§ **ACTION ITEM**
Each line of the records containing "Agenda" is to be copied out and returned.

§ **DATA SUPPLIED**
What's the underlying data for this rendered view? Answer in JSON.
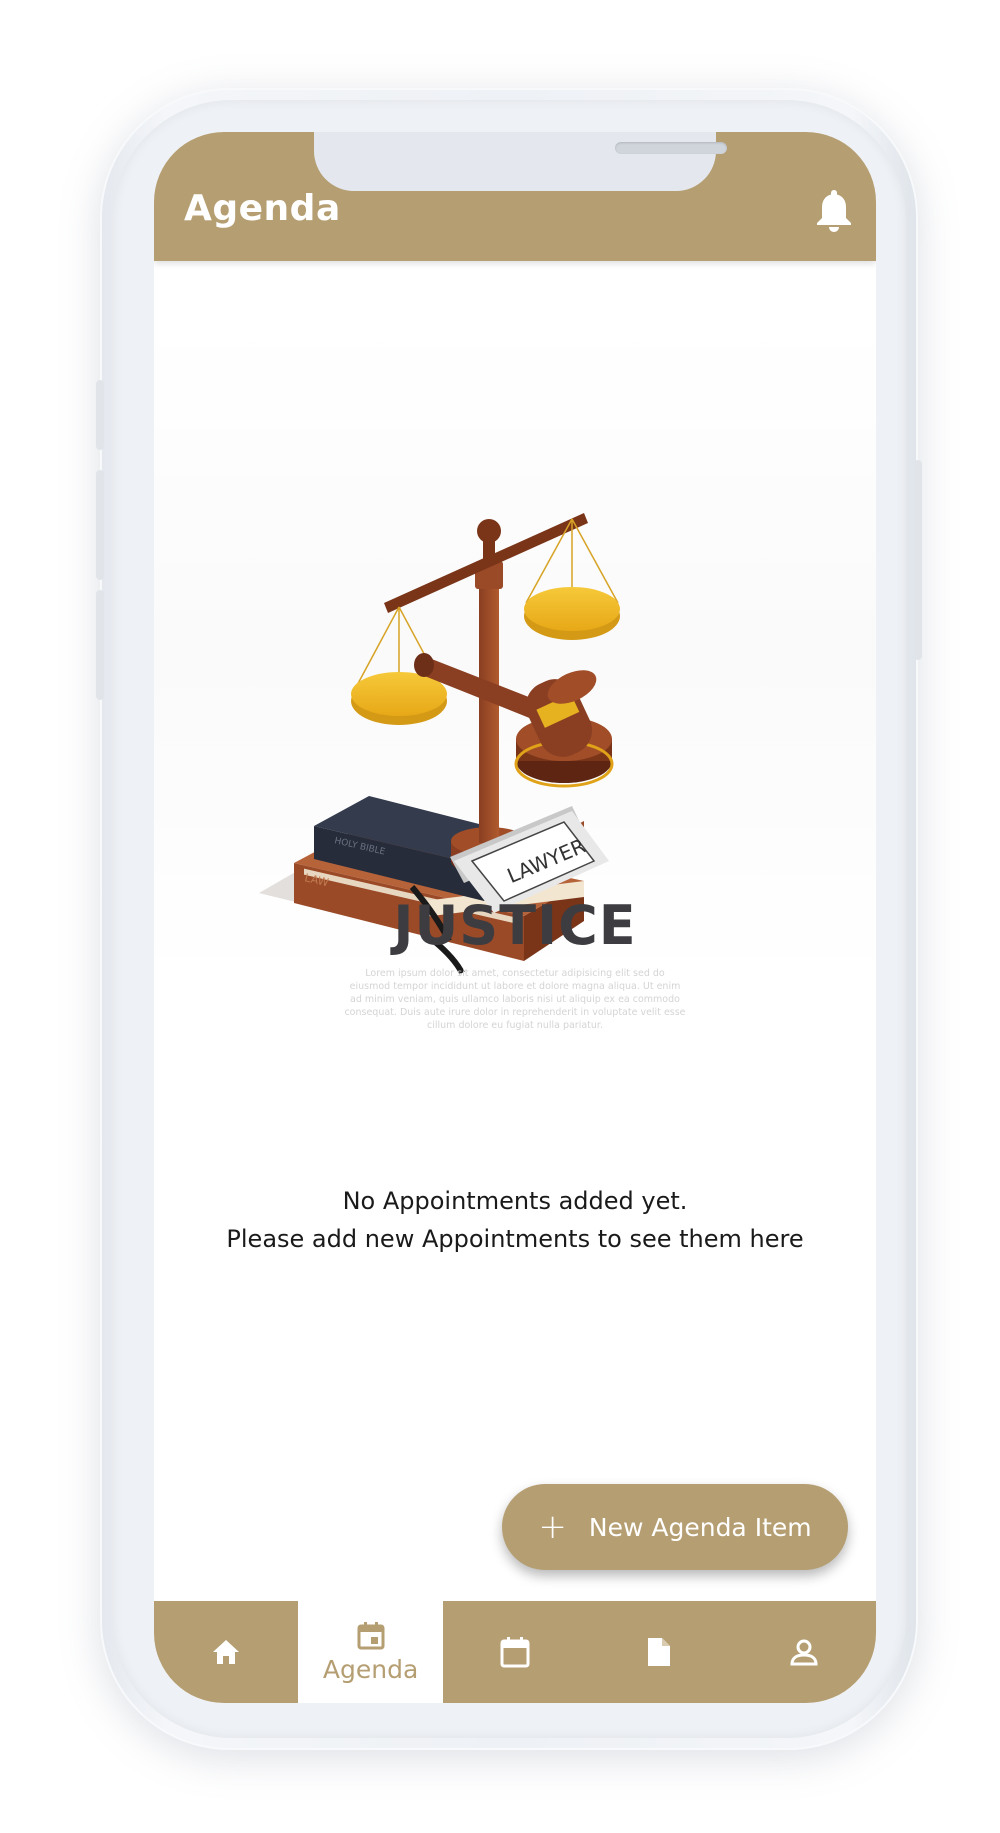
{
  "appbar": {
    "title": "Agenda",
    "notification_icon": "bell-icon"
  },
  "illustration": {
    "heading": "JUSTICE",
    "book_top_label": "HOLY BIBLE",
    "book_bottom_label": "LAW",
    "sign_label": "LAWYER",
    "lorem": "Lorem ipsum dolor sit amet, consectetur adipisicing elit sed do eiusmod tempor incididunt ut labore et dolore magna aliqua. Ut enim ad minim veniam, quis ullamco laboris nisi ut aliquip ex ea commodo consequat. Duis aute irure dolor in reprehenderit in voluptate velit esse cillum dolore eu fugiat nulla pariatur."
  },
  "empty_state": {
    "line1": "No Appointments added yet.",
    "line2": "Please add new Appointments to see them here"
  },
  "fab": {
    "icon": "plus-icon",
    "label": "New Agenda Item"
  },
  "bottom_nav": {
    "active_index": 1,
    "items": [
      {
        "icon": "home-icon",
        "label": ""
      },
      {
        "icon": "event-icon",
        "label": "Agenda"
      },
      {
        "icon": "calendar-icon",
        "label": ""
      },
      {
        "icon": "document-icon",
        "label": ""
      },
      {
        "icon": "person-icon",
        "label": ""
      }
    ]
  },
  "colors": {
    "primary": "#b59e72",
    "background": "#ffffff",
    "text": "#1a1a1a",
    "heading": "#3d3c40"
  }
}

§ **ANSWER SECTION**
    "title": "Agenda",
    "label": "New Agenda Item"
        "label": "Agenda"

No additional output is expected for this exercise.